### Problem details
Among the entries below, find each line holding "icon" and return it.

### Page and application data records

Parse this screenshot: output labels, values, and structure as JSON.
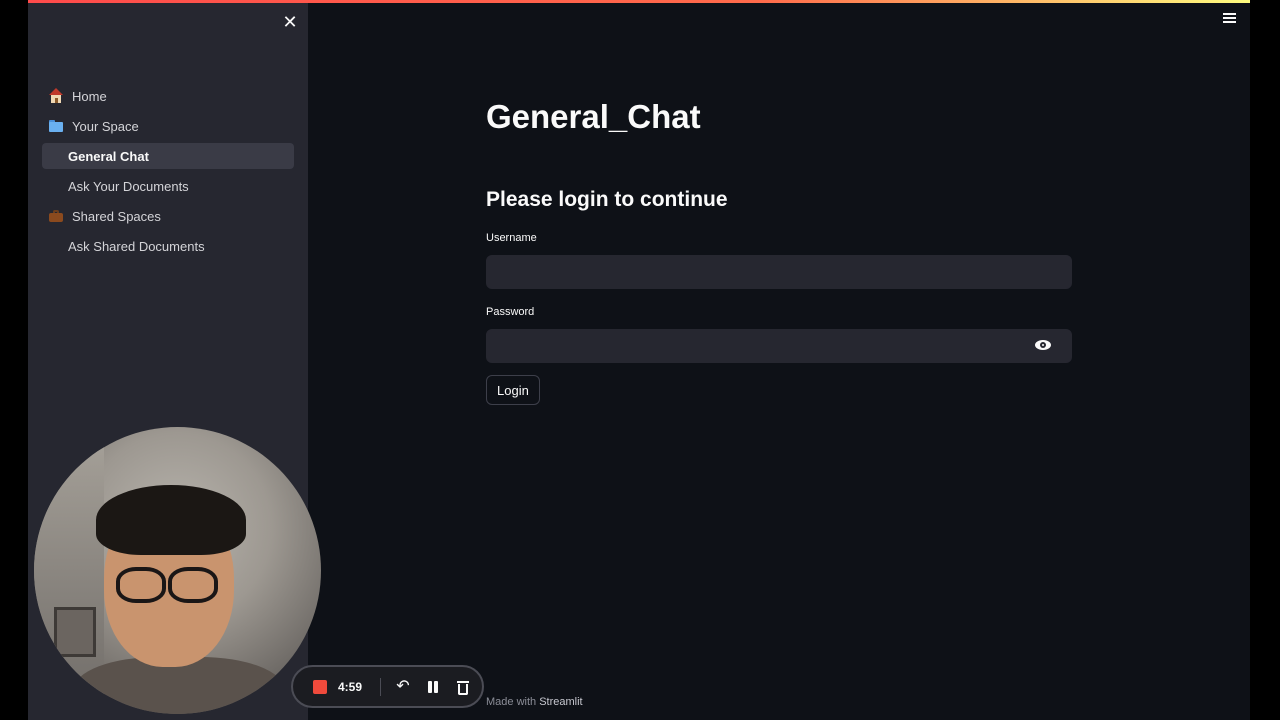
{
  "sidebar": {
    "close_icon": "close-icon",
    "items": [
      {
        "label": "Home",
        "icon": "house-icon"
      },
      {
        "label": "Your Space",
        "icon": "folder-icon"
      },
      {
        "label": "General Chat",
        "active": true
      },
      {
        "label": "Ask Your Documents"
      },
      {
        "label": "Shared Spaces",
        "icon": "briefcase-icon"
      },
      {
        "label": "Ask Shared Documents"
      }
    ]
  },
  "header": {
    "menu_icon": "hamburger-menu-icon"
  },
  "main": {
    "title": "General_Chat",
    "subtitle": "Please login to continue",
    "username_label": "Username",
    "username_value": "",
    "password_label": "Password",
    "password_value": "",
    "login_label": "Login"
  },
  "footer": {
    "prefix": "Made with",
    "brand": "Streamlit"
  },
  "recorder": {
    "time": "4:59"
  },
  "colors": {
    "background": "#0e1117",
    "sidebar": "#262730",
    "accent": "#ff4b4b",
    "record_stop": "#ef4a3c"
  }
}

### Exercise result
    "close_icon": "close-icon",
        "icon": "house-icon"
        "icon": "folder-icon"
        "icon": "briefcase-icon"
    "menu_icon": "hamburger-menu-icon"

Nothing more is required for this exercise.